■ What you should do ■
Your task is to reproduce the entries below word for word.
START Raw data
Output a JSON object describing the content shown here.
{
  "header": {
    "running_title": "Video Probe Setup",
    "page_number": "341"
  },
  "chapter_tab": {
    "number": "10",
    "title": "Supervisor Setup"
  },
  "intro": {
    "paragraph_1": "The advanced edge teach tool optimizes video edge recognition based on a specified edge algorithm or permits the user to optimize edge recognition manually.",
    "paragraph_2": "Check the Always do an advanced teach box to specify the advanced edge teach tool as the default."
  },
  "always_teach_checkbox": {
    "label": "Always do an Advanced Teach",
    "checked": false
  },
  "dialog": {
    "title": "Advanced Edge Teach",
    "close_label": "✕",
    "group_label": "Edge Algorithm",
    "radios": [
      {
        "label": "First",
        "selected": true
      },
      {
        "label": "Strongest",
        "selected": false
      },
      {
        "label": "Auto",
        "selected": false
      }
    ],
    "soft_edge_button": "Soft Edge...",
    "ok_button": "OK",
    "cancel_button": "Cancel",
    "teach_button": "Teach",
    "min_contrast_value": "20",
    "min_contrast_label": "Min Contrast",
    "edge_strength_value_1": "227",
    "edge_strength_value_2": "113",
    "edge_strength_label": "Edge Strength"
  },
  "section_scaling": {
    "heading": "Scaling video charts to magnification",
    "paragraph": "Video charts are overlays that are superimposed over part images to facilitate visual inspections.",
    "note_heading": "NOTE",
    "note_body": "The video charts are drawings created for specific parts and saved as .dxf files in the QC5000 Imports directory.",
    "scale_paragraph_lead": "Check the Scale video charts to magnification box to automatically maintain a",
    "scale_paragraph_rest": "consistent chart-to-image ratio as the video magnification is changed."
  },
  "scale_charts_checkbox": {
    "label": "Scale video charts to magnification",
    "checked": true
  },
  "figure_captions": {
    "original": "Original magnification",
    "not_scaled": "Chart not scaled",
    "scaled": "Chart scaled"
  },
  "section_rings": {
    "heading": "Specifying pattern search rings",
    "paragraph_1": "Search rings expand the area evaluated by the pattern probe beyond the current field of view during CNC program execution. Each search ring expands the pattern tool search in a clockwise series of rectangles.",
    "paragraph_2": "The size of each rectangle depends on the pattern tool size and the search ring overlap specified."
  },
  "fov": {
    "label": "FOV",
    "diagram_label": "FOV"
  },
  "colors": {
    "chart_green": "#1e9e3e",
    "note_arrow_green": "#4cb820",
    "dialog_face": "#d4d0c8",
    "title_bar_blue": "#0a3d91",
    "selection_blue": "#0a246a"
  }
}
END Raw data
■ Output of the task ■
Output a JSON object describing the content shown here.
{
  "header": {
    "running_title": "Video Probe Setup",
    "page_number": "341"
  },
  "chapter_tab": {
    "number": "10",
    "title": "Supervisor Setup"
  },
  "intro": {
    "paragraph_1": "The advanced edge teach tool optimizes video edge recognition based on a specified edge algorithm or permits the user to optimize edge recognition manually.",
    "paragraph_2": "Check the Always do an advanced teach box to specify the advanced edge teach tool as the default."
  },
  "always_teach_checkbox": {
    "label": "Always do an Advanced Teach",
    "checked": false
  },
  "dialog": {
    "title": "Advanced Edge Teach",
    "close_label": "✕",
    "group_label": "Edge Algorithm",
    "radios": [
      {
        "label": "First",
        "selected": true
      },
      {
        "label": "Strongest",
        "selected": false
      },
      {
        "label": "Auto",
        "selected": false
      }
    ],
    "soft_edge_button": "Soft Edge...",
    "ok_button": "OK",
    "cancel_button": "Cancel",
    "teach_button": "Teach",
    "min_contrast_value": "20",
    "min_contrast_label": "Min Contrast",
    "edge_strength_value_1": "227",
    "edge_strength_value_2": "113",
    "edge_strength_label": "Edge Strength"
  },
  "section_scaling": {
    "heading": "Scaling video charts to magnification",
    "paragraph": "Video charts are overlays that are superimposed over part images to facilitate visual inspections.",
    "note_heading": "NOTE",
    "note_body": "The video charts are drawings created for specific parts and saved as .dxf files in the QC5000 Imports directory.",
    "scale_paragraph_lead": "Check the Scale video charts to magnification box to automatically maintain a",
    "scale_paragraph_rest": "consistent chart-to-image ratio as the video magnification is changed."
  },
  "scale_charts_checkbox": {
    "label": "Scale video charts to magnification",
    "checked": true
  },
  "figure_captions": {
    "original": "Original magnification",
    "not_scaled": "Chart not scaled",
    "scaled": "Chart scaled"
  },
  "section_rings": {
    "heading": "Specifying pattern search rings",
    "paragraph_1": "Search rings expand the area evaluated by the pattern probe beyond the current field of view during CNC program execution. Each search ring expands the pattern tool search in a clockwise series of rectangles.",
    "paragraph_2": "The size of each rectangle depends on the pattern tool size and the search ring overlap specified."
  },
  "fov": {
    "label": "FOV",
    "diagram_label": "FOV"
  },
  "colors": {
    "chart_green": "#1e9e3e",
    "note_arrow_green": "#4cb820",
    "dialog_face": "#d4d0c8",
    "title_bar_blue": "#0a3d91",
    "selection_blue": "#0a246a"
  }
}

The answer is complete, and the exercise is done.